Some of the most exciting renderings of the past few years came out of the epic face-off between teacher and student for Miami’s convention center. We're of course referring to bids by Rem Koolhaas' OMA and the Bjarke Ingels Group (BIG) to radically expand and transform the facility. While it looked like a pretty evenly-matched fight, Rem ultimately won-out with a dramatic transformation of the site. But it was only a matter of time until project accountants and fiscally conservative politicians made it clear that Rem's billion dollar plans were not going to be realized. As AN covered in January, Miami Beach’s new mayor, Philip Levin said the city should scrap the project entirely and pursue a more modest renovation. Well, half a year later, the team in charge of making that less-exciting plan a reality has been revealed. ExMiami reported that Koolhaas has officially been replaced by Arquitectonica and landscape firm West 8. “Koolhaas, regarded by many as one of the greatest living architects, was given the boot following the election of Philip Levine as mayor,” reported the site, which continued on to lambast the choice. “Instead, mediocre local firm Arquitectonica, with a long history of churning out subpar buildings with especially poor street level design, is now overseeing exterior architecture.” According to the site, the revised plans call for renovating the current space, and adding a meeting room and ballroom.
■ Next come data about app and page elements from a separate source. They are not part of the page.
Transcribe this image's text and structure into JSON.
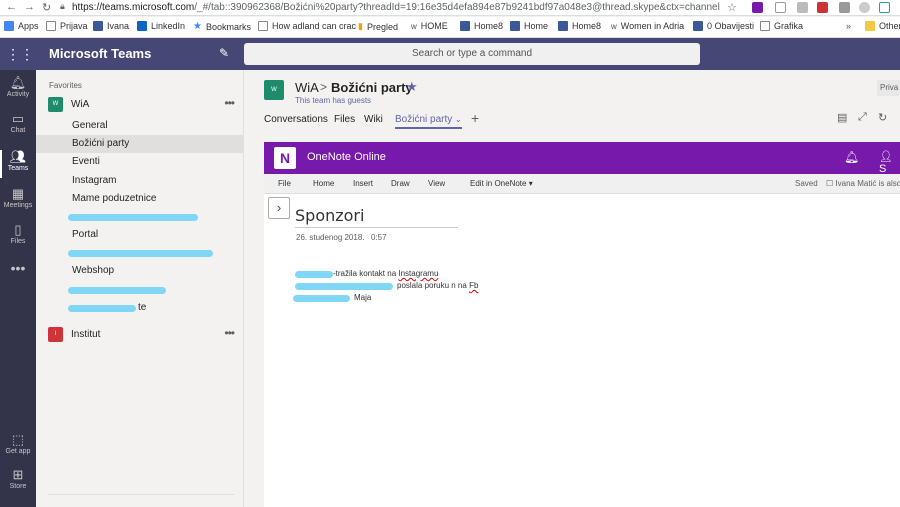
{
  "browser": {
    "url_host": "https://teams.microsoft.com",
    "url_rest": "/_#/tab::390962368/Božićni%20party?threadId=19:16e35d4efa894e87b9241bdf97a048e3@thread.skype&ctx=channel",
    "bookmarks": [
      "Apps",
      "Prijava",
      "Ivana",
      "LinkedIn",
      "Bookmarks",
      "How adland can crac",
      "Pregled",
      "HOME",
      "Home8",
      "Home",
      "Home8",
      "Women in Adria",
      "0 Obavijesti",
      "Grafika",
      "Other"
    ]
  },
  "header": {
    "app_title": "Microsoft Teams",
    "search_placeholder": "Search or type a command"
  },
  "appbar": {
    "items": [
      "Activity",
      "Chat",
      "Teams",
      "Meetings",
      "Files",
      "Get app",
      "Store"
    ]
  },
  "teamlist": {
    "favorites_label": "Favorites",
    "teams": [
      {
        "avatar": "W",
        "name": "WiA",
        "more": "•••",
        "channels": [
          "General",
          "Božićni party",
          "Eventi",
          "Instagram",
          "Mame poduzetnice",
          "",
          "Portal",
          "",
          "Webshop",
          "",
          "te"
        ]
      },
      {
        "avatar": "I",
        "name": "Institut",
        "more": "•••"
      }
    ]
  },
  "channel": {
    "avatar": "W",
    "team": "WiA",
    "separator": ">",
    "name": "Božićni party",
    "guests": "This team has guests",
    "private_badge": "Priva",
    "tabs": [
      "Conversations",
      "Files",
      "Wiki",
      "Božićni party"
    ],
    "add_tab": "+"
  },
  "onenote": {
    "title": "OneNote Online",
    "share": "S",
    "ribbon": [
      "File",
      "Home",
      "Insert",
      "Draw",
      "View",
      "Edit in OneNote"
    ],
    "saved": "Saved",
    "user": "Ivana Matić is also",
    "page": {
      "title": "Sponzori",
      "date": "26. studenog 2018.",
      "time": "0:57",
      "lines": [
        {
          "pre": "",
          "text": "-tražila kontakt na ",
          "link": "Instagramu"
        },
        {
          "pre": "",
          "text": "poslala poruku n na ",
          "link": "Fb"
        },
        {
          "pre": "",
          "text": "Maja",
          "link": ""
        }
      ]
    }
  },
  "colors": {
    "teams_header": "#464775",
    "appbar": "#33344a",
    "accent": "#6264a7",
    "onenote": "#7719aa",
    "redaction": "#7fd6f5"
  }
}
An existing parking lot will be converted into a 6.5-acre park, while new parking spaces will be placed on top of the existing structure. Designs are expected to be released in December.